Collected data:
#####

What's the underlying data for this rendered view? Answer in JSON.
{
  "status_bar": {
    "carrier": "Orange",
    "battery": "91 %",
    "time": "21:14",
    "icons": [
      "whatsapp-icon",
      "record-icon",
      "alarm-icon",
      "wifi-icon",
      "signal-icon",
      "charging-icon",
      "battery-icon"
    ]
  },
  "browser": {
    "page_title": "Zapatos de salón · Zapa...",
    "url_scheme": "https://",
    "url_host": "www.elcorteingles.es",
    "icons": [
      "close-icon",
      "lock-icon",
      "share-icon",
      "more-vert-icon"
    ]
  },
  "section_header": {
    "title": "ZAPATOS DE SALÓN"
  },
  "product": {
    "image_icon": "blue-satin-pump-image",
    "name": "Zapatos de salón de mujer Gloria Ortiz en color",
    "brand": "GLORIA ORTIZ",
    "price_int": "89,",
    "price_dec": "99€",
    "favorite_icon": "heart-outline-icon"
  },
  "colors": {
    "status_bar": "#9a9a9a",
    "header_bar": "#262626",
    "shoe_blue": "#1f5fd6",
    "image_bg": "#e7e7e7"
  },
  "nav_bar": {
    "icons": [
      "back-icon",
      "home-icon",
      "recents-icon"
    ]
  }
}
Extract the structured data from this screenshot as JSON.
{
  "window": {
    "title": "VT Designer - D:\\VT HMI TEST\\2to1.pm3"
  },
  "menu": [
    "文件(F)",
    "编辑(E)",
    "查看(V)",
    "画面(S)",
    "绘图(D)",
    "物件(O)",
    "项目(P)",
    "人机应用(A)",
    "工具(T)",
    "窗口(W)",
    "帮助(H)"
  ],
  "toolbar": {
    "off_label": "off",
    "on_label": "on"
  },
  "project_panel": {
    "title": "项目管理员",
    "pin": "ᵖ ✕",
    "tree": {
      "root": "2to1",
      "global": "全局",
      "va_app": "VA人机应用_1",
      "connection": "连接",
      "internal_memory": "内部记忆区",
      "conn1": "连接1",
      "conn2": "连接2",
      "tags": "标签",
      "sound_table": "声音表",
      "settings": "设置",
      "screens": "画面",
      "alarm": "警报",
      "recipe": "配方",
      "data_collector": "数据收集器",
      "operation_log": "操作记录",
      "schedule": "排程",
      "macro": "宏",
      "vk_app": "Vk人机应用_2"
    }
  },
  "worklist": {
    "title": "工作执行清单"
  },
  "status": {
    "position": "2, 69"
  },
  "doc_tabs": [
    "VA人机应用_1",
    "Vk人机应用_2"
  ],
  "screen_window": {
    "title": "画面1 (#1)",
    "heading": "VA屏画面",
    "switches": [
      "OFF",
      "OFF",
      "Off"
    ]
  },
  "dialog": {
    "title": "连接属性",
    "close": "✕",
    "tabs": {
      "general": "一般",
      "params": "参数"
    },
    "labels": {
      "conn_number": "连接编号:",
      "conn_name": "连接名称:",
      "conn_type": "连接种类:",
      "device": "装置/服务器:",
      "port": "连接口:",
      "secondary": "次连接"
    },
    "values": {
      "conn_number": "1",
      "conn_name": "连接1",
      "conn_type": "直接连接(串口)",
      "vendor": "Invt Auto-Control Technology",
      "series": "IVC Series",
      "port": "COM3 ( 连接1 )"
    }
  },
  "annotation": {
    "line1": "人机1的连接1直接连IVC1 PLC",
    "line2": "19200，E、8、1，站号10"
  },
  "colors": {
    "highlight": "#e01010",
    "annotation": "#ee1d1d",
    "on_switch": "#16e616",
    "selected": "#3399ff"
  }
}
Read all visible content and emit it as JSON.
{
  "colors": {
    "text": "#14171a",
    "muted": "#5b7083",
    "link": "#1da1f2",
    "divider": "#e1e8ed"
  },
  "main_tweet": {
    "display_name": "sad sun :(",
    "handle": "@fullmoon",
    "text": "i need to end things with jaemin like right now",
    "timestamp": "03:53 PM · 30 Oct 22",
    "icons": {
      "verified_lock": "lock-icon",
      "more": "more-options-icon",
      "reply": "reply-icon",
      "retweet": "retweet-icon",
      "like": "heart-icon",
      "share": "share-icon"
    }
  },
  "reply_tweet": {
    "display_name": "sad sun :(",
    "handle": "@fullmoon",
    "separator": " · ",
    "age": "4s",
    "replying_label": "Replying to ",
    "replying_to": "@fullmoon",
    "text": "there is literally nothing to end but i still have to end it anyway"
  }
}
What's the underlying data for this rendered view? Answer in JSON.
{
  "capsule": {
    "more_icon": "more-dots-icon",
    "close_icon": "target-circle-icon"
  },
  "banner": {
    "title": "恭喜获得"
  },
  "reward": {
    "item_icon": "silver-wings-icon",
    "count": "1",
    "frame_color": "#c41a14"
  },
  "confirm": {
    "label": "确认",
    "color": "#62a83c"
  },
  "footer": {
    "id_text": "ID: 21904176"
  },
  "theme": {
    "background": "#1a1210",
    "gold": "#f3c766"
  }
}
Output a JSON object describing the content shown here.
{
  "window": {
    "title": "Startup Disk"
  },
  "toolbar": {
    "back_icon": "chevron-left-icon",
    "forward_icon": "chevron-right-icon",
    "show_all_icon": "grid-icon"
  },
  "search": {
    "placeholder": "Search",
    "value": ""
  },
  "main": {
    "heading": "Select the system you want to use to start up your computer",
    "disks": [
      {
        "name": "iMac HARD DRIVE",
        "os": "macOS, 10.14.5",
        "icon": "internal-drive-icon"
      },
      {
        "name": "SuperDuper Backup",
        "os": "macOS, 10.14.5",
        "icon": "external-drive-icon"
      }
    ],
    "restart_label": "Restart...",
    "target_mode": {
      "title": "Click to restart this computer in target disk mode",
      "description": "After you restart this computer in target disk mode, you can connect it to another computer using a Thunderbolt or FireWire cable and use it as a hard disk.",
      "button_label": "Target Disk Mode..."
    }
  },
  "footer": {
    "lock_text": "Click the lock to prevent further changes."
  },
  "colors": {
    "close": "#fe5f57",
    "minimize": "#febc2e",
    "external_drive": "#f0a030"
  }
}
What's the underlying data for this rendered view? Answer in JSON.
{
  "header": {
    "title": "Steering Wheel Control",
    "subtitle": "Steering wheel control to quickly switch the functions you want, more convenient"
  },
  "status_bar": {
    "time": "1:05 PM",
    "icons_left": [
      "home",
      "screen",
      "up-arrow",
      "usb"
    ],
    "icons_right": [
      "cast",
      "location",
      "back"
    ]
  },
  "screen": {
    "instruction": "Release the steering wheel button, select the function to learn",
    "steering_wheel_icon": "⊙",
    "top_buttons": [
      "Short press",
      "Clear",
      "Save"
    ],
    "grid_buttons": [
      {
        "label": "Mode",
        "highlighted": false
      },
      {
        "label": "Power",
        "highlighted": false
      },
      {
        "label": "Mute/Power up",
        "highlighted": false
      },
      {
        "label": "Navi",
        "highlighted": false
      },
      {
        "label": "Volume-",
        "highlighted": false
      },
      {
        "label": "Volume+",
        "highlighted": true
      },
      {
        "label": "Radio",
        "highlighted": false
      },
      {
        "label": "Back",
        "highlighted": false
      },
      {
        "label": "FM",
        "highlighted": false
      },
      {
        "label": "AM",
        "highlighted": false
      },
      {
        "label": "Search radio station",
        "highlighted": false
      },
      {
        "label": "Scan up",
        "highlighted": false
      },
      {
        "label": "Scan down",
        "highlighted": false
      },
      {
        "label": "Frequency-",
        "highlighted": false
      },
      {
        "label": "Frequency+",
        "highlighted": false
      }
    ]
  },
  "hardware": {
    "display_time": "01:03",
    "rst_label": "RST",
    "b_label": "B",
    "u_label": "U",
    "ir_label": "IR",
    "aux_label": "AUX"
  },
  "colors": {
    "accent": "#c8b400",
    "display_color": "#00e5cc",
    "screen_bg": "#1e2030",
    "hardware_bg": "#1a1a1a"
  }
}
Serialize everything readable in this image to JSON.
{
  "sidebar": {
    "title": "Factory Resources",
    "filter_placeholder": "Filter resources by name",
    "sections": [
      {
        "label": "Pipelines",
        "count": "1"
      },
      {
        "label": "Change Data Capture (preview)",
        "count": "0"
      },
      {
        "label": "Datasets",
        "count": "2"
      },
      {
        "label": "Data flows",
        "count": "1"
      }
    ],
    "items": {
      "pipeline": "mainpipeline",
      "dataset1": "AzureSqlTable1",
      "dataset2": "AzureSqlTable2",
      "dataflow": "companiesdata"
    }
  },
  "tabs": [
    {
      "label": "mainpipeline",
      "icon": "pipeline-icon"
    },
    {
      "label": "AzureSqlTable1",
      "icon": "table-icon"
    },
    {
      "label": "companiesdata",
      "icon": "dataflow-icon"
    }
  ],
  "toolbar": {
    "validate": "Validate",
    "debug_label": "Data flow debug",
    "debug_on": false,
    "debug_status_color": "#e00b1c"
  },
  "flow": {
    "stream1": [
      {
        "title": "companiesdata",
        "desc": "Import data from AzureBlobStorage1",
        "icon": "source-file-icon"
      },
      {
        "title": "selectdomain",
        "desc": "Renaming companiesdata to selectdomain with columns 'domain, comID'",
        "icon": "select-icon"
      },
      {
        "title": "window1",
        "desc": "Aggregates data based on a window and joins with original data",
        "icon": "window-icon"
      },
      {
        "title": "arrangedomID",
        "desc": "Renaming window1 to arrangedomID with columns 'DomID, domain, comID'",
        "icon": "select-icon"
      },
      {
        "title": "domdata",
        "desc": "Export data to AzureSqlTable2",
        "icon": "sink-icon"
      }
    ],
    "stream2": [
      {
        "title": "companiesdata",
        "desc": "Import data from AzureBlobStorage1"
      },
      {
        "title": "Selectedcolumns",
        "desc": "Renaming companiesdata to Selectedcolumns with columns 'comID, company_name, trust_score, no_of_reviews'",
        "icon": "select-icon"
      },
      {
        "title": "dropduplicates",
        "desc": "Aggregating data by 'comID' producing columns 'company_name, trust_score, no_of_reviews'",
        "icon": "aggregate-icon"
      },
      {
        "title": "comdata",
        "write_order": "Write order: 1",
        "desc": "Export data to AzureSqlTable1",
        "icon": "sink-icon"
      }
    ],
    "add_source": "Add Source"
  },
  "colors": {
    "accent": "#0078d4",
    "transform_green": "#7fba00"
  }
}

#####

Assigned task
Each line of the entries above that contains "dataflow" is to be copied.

Written reply
      "dataflow": "companiesdata"
      "icon": "dataflow-icon"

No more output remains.